[Exercise brief]
The lines to return are those below that contain the word "JSON".

-- Records supplied follows --

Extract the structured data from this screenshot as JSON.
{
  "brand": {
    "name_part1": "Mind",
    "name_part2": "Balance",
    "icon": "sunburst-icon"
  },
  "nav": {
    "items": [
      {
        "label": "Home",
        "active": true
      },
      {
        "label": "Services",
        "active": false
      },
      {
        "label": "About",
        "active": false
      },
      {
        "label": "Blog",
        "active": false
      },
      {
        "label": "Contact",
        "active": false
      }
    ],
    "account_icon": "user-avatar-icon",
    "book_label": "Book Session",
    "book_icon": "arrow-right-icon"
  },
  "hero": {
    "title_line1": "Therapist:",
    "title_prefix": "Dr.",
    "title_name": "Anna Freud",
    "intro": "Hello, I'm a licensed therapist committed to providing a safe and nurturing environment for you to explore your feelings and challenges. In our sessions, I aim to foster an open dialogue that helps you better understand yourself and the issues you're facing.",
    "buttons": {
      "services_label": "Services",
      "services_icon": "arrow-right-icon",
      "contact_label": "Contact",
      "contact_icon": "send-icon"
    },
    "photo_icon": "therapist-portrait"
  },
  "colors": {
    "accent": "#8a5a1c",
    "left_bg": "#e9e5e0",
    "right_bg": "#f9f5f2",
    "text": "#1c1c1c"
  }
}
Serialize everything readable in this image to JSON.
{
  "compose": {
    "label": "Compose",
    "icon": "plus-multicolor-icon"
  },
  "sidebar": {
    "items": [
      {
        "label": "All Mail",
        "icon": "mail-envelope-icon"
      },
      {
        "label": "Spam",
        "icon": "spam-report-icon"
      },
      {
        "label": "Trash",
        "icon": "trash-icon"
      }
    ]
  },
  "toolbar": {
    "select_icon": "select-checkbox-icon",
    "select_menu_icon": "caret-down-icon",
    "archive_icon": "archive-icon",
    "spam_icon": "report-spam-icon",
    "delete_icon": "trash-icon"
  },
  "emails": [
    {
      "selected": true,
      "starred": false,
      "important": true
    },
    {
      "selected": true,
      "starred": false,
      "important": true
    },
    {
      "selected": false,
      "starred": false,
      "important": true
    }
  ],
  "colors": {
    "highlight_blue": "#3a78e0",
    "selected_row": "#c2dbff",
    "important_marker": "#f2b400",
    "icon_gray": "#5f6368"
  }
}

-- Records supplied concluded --
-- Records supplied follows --

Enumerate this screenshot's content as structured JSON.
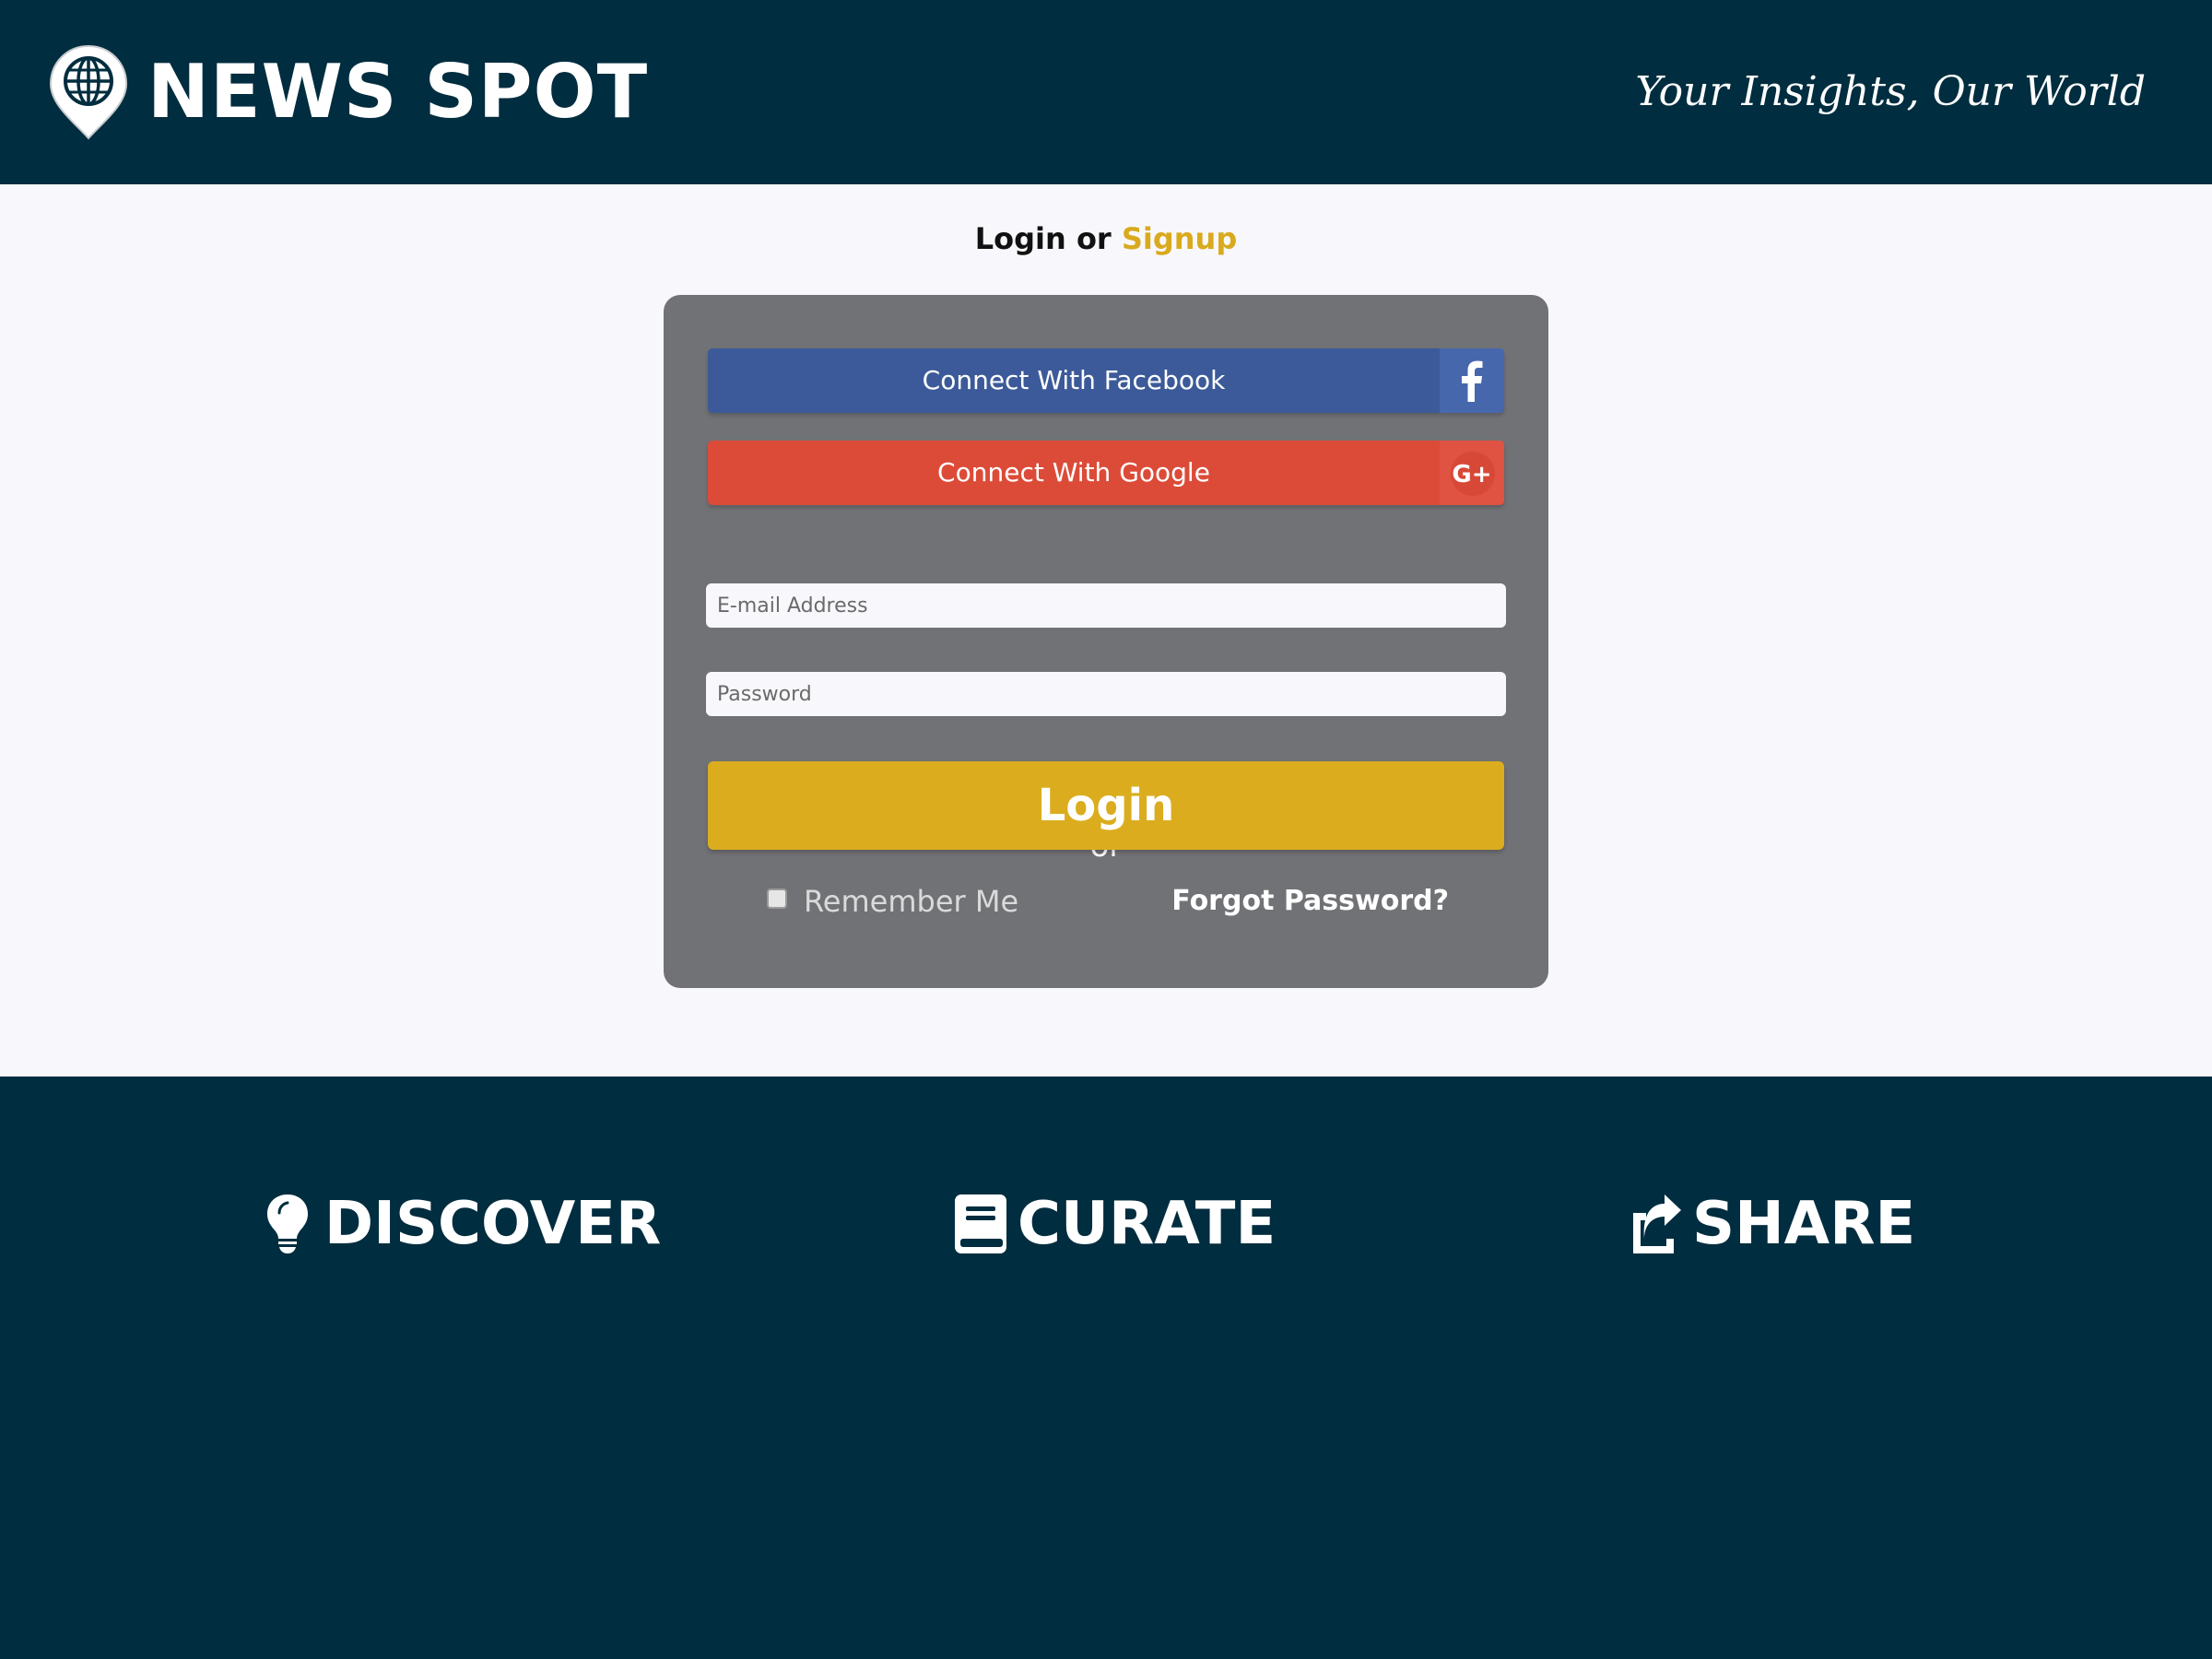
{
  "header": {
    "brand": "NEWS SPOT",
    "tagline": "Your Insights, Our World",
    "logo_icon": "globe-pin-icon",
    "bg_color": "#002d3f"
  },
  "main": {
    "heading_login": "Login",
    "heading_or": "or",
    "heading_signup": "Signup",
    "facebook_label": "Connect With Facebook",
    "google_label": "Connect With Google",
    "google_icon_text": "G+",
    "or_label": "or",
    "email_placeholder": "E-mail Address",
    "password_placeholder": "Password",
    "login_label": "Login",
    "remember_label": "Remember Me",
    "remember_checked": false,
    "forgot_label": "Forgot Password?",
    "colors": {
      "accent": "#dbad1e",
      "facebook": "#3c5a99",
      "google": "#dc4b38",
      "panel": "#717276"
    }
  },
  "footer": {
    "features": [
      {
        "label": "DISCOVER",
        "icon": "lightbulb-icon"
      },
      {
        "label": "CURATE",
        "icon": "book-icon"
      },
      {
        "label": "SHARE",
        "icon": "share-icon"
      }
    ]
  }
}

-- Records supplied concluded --

[Response]
Extract the structured data from this screenshot as JSON.
Serialize everything readable in this image to JSON.
Enumerate this screenshot's content as structured JSON.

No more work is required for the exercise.